Records drawn from a dataset
# # # # #

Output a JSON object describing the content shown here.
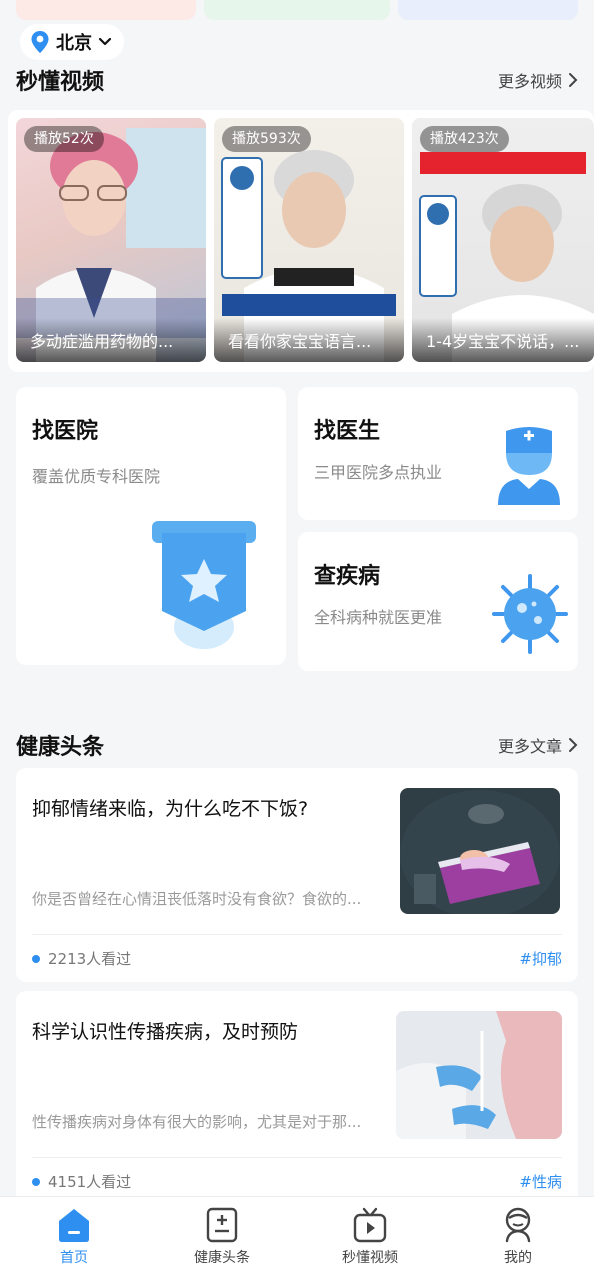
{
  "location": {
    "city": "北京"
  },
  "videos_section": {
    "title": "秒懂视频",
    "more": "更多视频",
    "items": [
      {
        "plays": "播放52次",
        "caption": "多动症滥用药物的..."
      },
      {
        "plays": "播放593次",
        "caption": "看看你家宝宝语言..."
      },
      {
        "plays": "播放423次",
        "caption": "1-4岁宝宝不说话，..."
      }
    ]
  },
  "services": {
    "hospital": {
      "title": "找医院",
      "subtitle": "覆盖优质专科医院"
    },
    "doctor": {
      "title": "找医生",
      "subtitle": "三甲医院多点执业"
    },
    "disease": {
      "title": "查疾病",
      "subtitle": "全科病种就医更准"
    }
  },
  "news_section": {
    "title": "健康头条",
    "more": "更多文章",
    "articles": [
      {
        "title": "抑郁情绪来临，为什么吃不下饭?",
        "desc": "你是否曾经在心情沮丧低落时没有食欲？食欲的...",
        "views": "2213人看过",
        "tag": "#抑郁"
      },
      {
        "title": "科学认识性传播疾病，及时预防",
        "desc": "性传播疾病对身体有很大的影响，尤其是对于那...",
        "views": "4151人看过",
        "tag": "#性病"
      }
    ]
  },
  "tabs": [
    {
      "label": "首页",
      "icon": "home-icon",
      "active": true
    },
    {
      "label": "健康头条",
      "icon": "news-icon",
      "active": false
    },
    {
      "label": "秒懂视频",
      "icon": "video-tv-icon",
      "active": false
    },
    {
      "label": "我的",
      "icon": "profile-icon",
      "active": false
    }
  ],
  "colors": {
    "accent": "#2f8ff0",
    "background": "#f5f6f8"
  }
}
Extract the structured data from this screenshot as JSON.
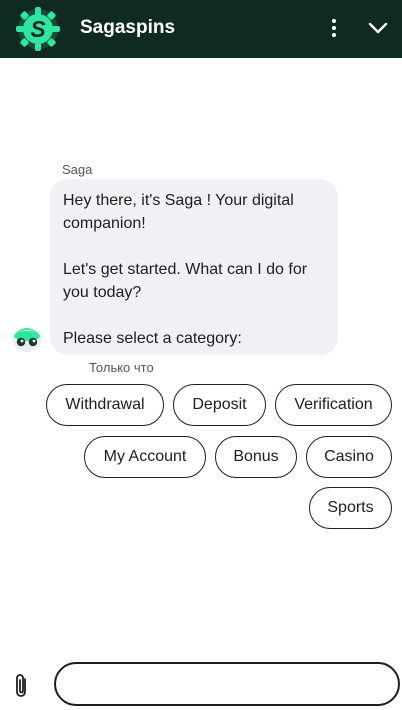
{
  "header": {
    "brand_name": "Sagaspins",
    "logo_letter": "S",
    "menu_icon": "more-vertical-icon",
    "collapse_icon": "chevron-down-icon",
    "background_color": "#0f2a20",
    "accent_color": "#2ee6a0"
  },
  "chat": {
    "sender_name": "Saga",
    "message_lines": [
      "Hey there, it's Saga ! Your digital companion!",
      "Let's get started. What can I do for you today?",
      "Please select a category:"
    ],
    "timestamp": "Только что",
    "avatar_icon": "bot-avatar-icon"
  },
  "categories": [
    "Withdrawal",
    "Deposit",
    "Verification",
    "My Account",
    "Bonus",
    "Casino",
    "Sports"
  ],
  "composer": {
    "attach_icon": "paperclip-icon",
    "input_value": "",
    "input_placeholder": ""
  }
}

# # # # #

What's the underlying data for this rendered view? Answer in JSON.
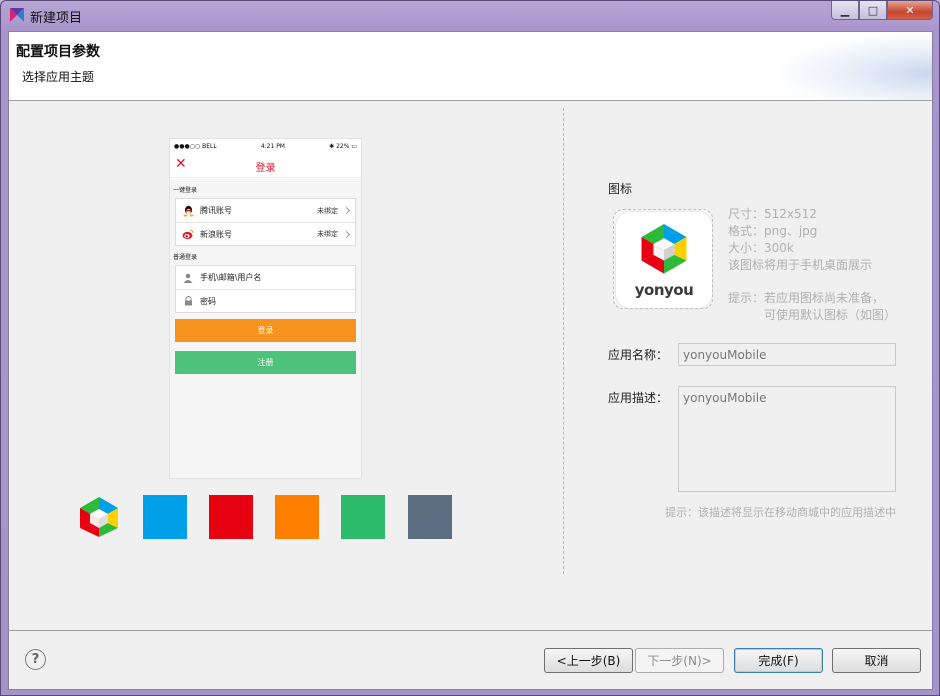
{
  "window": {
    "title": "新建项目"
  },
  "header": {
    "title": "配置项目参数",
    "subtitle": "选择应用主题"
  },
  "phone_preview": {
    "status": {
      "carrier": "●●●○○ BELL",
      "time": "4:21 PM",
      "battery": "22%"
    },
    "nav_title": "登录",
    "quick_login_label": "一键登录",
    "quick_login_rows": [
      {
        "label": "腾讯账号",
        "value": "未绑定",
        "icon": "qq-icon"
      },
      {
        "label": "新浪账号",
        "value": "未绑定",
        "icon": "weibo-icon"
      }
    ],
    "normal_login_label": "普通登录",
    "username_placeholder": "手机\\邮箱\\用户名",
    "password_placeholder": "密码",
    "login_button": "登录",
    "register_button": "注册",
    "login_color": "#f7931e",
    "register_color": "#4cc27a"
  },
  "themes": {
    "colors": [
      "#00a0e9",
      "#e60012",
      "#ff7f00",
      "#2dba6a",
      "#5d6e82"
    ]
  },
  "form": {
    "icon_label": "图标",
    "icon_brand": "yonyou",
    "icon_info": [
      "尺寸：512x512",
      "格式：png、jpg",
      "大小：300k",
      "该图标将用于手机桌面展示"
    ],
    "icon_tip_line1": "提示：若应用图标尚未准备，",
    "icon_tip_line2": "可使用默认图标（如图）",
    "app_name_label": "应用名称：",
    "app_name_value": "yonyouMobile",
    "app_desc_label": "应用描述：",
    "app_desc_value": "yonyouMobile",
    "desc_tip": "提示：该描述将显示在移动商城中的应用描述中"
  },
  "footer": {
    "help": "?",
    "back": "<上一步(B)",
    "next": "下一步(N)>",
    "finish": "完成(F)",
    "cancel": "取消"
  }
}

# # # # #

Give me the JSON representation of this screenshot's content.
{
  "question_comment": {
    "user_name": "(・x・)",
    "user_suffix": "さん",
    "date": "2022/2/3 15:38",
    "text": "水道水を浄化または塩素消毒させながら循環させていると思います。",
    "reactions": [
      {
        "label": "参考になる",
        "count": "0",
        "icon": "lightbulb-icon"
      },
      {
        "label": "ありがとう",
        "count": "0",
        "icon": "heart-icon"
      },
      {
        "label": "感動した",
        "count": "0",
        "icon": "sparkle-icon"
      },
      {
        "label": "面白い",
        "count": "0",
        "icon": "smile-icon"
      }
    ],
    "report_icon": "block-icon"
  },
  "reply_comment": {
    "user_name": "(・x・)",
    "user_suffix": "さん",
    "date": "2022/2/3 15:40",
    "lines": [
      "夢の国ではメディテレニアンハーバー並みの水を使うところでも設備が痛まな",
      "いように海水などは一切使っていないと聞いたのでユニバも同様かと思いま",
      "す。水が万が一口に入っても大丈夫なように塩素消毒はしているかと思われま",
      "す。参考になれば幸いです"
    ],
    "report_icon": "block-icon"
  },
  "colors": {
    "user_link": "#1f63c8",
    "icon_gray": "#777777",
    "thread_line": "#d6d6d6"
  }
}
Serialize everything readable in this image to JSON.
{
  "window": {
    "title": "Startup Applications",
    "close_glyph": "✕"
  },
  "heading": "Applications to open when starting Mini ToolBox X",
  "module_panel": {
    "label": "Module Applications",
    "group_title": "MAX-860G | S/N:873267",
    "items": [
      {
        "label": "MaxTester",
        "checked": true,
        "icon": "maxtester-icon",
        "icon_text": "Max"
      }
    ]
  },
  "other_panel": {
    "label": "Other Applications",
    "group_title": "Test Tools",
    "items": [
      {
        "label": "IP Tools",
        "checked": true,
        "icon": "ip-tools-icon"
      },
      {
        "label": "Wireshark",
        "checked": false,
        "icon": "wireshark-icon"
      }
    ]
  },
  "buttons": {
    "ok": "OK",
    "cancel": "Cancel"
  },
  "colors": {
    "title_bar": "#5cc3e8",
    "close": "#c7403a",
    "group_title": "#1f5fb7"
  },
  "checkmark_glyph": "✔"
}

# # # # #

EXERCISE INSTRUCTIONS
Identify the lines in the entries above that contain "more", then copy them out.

SOLUTION TO THIS PROBLEM
    "more": "更多视频",
    "more": "更多文章",
    "menu_icon": "more-vertical-icon",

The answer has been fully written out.